WORK TASK
Each record must appear in your answer exactly as it does below.

DATA SUPPLIED
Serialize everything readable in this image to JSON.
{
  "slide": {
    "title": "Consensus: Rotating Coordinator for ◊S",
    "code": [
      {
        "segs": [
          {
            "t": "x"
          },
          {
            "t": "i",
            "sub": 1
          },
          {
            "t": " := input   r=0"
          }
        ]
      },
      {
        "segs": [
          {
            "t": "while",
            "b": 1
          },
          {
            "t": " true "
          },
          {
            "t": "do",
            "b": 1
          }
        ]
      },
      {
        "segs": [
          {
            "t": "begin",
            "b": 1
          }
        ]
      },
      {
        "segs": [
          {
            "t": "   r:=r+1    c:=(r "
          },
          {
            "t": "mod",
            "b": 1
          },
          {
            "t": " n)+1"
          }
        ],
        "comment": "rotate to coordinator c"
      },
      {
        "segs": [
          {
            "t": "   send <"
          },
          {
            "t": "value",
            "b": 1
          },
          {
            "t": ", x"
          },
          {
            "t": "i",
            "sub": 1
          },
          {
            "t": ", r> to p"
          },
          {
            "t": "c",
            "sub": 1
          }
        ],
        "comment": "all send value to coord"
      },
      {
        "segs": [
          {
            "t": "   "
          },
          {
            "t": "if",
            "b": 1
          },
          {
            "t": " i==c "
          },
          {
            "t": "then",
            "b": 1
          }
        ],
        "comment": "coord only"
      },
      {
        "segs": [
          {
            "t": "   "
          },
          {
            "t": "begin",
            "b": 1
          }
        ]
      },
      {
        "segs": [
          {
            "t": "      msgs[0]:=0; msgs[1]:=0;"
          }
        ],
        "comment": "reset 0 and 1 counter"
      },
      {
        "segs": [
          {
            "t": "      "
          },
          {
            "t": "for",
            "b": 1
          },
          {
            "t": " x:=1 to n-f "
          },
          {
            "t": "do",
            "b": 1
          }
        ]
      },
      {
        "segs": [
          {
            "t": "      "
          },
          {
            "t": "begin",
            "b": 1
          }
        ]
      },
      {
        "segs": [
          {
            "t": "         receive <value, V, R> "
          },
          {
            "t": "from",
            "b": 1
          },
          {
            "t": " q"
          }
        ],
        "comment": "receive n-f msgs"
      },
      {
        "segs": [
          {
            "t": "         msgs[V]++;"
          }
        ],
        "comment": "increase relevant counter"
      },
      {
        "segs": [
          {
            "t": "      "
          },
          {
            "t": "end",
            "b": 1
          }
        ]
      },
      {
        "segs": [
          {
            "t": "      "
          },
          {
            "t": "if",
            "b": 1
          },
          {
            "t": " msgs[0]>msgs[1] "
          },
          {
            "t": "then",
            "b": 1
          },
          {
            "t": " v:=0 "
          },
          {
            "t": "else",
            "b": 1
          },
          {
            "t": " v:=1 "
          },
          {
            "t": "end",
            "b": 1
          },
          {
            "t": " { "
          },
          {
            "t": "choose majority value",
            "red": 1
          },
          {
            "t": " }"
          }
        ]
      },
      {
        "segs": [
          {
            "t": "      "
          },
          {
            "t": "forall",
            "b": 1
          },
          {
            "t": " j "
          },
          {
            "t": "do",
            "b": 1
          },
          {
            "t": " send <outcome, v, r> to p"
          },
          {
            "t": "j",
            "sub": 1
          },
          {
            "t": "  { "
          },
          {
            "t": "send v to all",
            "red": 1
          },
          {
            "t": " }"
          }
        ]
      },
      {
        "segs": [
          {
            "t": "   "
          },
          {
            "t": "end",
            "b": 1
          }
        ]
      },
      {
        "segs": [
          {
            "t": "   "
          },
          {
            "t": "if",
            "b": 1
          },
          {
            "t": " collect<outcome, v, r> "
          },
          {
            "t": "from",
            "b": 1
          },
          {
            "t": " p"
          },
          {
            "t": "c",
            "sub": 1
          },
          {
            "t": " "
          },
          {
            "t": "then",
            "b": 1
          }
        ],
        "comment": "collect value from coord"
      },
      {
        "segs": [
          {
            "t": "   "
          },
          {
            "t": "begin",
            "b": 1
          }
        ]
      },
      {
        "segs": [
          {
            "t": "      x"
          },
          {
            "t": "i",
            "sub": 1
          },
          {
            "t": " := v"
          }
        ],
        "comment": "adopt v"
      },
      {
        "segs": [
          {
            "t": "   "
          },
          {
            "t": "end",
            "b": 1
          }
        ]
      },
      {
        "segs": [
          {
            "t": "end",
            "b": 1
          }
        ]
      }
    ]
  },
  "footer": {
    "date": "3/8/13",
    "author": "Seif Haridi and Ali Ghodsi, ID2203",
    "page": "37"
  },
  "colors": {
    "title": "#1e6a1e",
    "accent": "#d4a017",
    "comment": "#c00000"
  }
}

EXPECTED ANSWER
Serialize everything readable in this image to JSON.
{
  "slide": {
    "title": "Consensus: Rotating Coordinator for ◊S",
    "code": [
      {
        "segs": [
          {
            "t": "x"
          },
          {
            "t": "i",
            "sub": 1
          },
          {
            "t": " := input   r=0"
          }
        ]
      },
      {
        "segs": [
          {
            "t": "while",
            "b": 1
          },
          {
            "t": " true "
          },
          {
            "t": "do",
            "b": 1
          }
        ]
      },
      {
        "segs": [
          {
            "t": "begin",
            "b": 1
          }
        ]
      },
      {
        "segs": [
          {
            "t": "   r:=r+1    c:=(r "
          },
          {
            "t": "mod",
            "b": 1
          },
          {
            "t": " n)+1"
          }
        ],
        "comment": "rotate to coordinator c"
      },
      {
        "segs": [
          {
            "t": "   send <"
          },
          {
            "t": "value",
            "b": 1
          },
          {
            "t": ", x"
          },
          {
            "t": "i",
            "sub": 1
          },
          {
            "t": ", r> to p"
          },
          {
            "t": "c",
            "sub": 1
          }
        ],
        "comment": "all send value to coord"
      },
      {
        "segs": [
          {
            "t": "   "
          },
          {
            "t": "if",
            "b": 1
          },
          {
            "t": " i==c "
          },
          {
            "t": "then",
            "b": 1
          }
        ],
        "comment": "coord only"
      },
      {
        "segs": [
          {
            "t": "   "
          },
          {
            "t": "begin",
            "b": 1
          }
        ]
      },
      {
        "segs": [
          {
            "t": "      msgs[0]:=0; msgs[1]:=0;"
          }
        ],
        "comment": "reset 0 and 1 counter"
      },
      {
        "segs": [
          {
            "t": "      "
          },
          {
            "t": "for",
            "b": 1
          },
          {
            "t": " x:=1 to n-f "
          },
          {
            "t": "do",
            "b": 1
          }
        ]
      },
      {
        "segs": [
          {
            "t": "      "
          },
          {
            "t": "begin",
            "b": 1
          }
        ]
      },
      {
        "segs": [
          {
            "t": "         receive <value, V, R> "
          },
          {
            "t": "from",
            "b": 1
          },
          {
            "t": " q"
          }
        ],
        "comment": "receive n-f msgs"
      },
      {
        "segs": [
          {
            "t": "         msgs[V]++;"
          }
        ],
        "comment": "increase relevant counter"
      },
      {
        "segs": [
          {
            "t": "      "
          },
          {
            "t": "end",
            "b": 1
          }
        ]
      },
      {
        "segs": [
          {
            "t": "      "
          },
          {
            "t": "if",
            "b": 1
          },
          {
            "t": " msgs[0]>msgs[1] "
          },
          {
            "t": "then",
            "b": 1
          },
          {
            "t": " v:=0 "
          },
          {
            "t": "else",
            "b": 1
          },
          {
            "t": " v:=1 "
          },
          {
            "t": "end",
            "b": 1
          },
          {
            "t": " { "
          },
          {
            "t": "choose majority value",
            "red": 1
          },
          {
            "t": " }"
          }
        ]
      },
      {
        "segs": [
          {
            "t": "      "
          },
          {
            "t": "forall",
            "b": 1
          },
          {
            "t": " j "
          },
          {
            "t": "do",
            "b": 1
          },
          {
            "t": " send <outcome, v, r> to p"
          },
          {
            "t": "j",
            "sub": 1
          },
          {
            "t": "  { "
          },
          {
            "t": "send v to all",
            "red": 1
          },
          {
            "t": " }"
          }
        ]
      },
      {
        "segs": [
          {
            "t": "   "
          },
          {
            "t": "end",
            "b": 1
          }
        ]
      },
      {
        "segs": [
          {
            "t": "   "
          },
          {
            "t": "if",
            "b": 1
          },
          {
            "t": " collect<outcome, v, r> "
          },
          {
            "t": "from",
            "b": 1
          },
          {
            "t": " p"
          },
          {
            "t": "c",
            "sub": 1
          },
          {
            "t": " "
          },
          {
            "t": "then",
            "b": 1
          }
        ],
        "comment": "collect value from coord"
      },
      {
        "segs": [
          {
            "t": "   "
          },
          {
            "t": "begin",
            "b": 1
          }
        ]
      },
      {
        "segs": [
          {
            "t": "      x"
          },
          {
            "t": "i",
            "sub": 1
          },
          {
            "t": " := v"
          }
        ],
        "comment": "adopt v"
      },
      {
        "segs": [
          {
            "t": "   "
          },
          {
            "t": "end",
            "b": 1
          }
        ]
      },
      {
        "segs": [
          {
            "t": "end",
            "b": 1
          }
        ]
      }
    ]
  },
  "footer": {
    "date": "3/8/13",
    "author": "Seif Haridi and Ali Ghodsi, ID2203",
    "page": "37"
  },
  "colors": {
    "title": "#1e6a1e",
    "accent": "#d4a017",
    "comment": "#c00000"
  }
}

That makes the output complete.